Penn State Sex Abuse Scandal: From the Start, a Risk Management Nightmare
In spite of its stellar reputation as an educational institution, Penn State failed to communicate and execute the most rudimentary risk management protocols in the Jerry Sandusky sex abuse scandal, risk management experts say.
With a timeline dating back to 1994, when Penn State defensive line coach Jerry Sandusky launched The Second Mile nonprofit program for at-risk boys, multiple incidents of alleged sexual abuse went unreported to the appropriate authorities, resulting in a situation where liability escalated from potentially damaging to devastating—with the university and even third parties now potentially liable.
“It’s shocking that somehow the real values professed by the institution—which after all, is in the business of kids—weren’t followed,” said Kevin Ribble, executive vice president of management liability specialists Edgewater Holdings Ltd. and president of Comply America Inc.
“Many organizations refuse to believe their colleagues are capable of such heinous acts so they won’t see the signs.
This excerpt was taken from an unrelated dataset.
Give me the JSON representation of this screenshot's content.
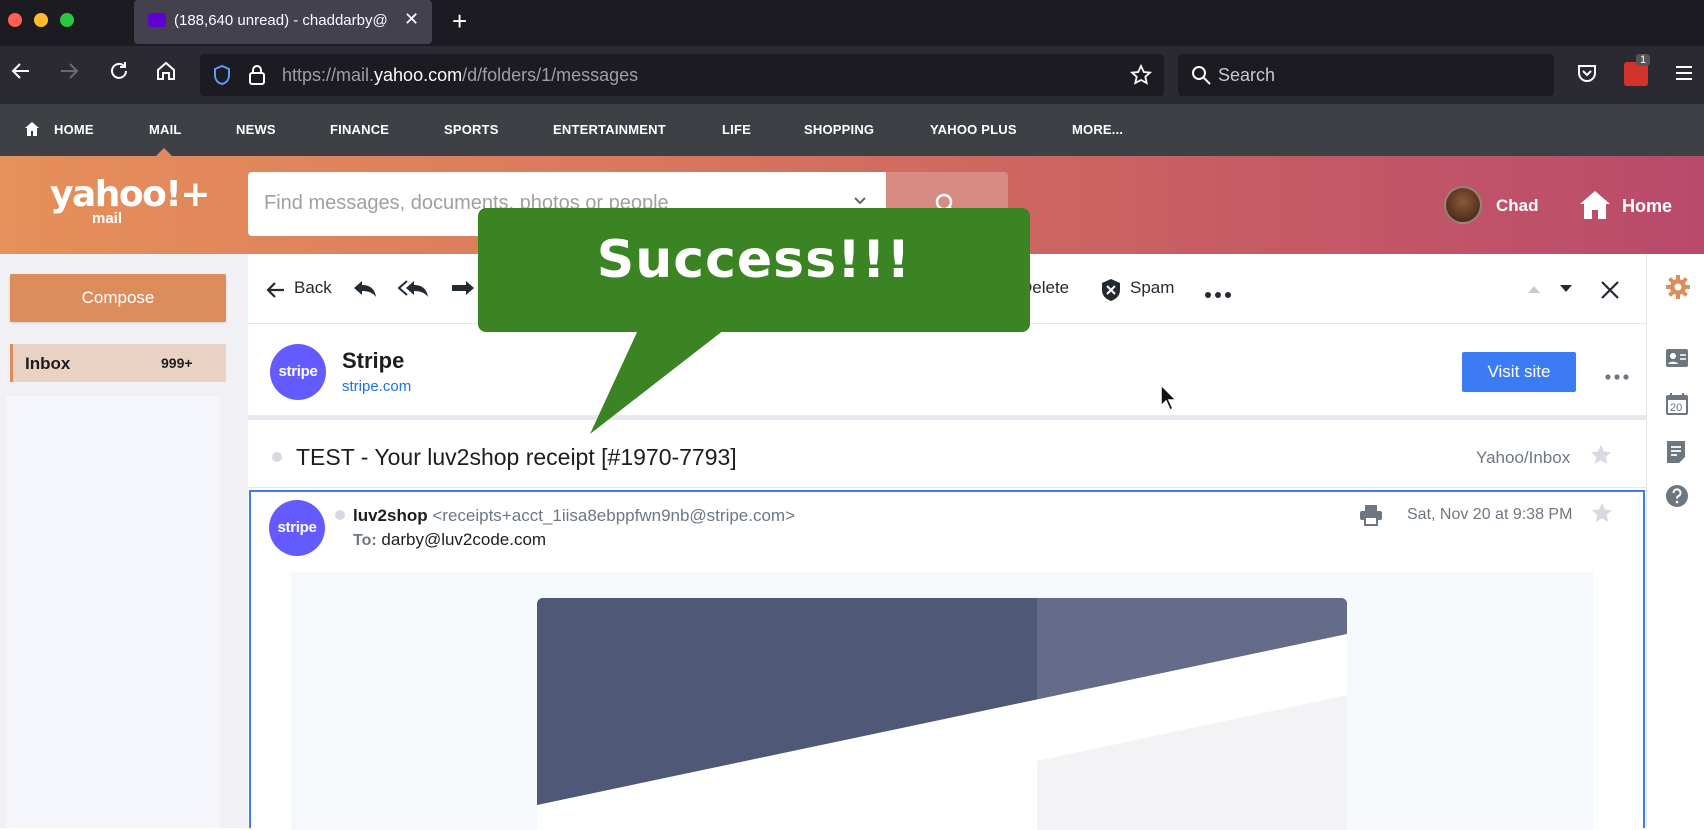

They start out with denial but when confronted with reality, start to get defensive,” said Melanie Herman, executive director of the Nonprofit Risk Management Center, a national resource organization that advises nonprofits on a wide array of risk and liability issues, including child abuse prevention. “The best organizations recognize that the better course is to confront it and think about they could do to prevent it in the future.”
A key risk management tenet—whether an incident involves sexual abuse, sexual harassment or a dangerous condition in a facility—is to investigate any allegations, Herman said. “Everyone in the organization must take it seriously, and every organization has an obligation to look into allegations. If you see something and it’s ignored, an organization is far more likely to be held personally liable in the long run because you ignored the condition or report.”
And because The Second Mile is a nonprofit that is technically not sponsored by Penn State, the organizations directors and officers, and even its corporate sponsors, might now be held liable, Ribble said.
The common thread in all the reported incidents is that none of the witnesses seem to have known where and how to legally report them, Ribble said. According to the timeline, Sandusky had been caught in sexually compromising positions with underage boys in 1998, when a boy’s mother reported her suspicions to university police; in 2000, when a school janitor witnessed Sandusky with another boy; and in 2002, when a graduate assistant witnessed yet a third incident.
In the latter two incidents, which witnesses reported to their supervisors and ultimately to Penn State head coach Joe Paterno, university employees should have known that under law they are required to report suspected incidents of child abuse to the appropriate family services authority, Ribble said. “If you see something that might lead to the harm of a child, you’re obligated by law to report to family services or the police, and if it’s an emergency, to dial 911. So nobody followed the rules, but from bottom up, reporting requirements that should be insisted upon were violated.”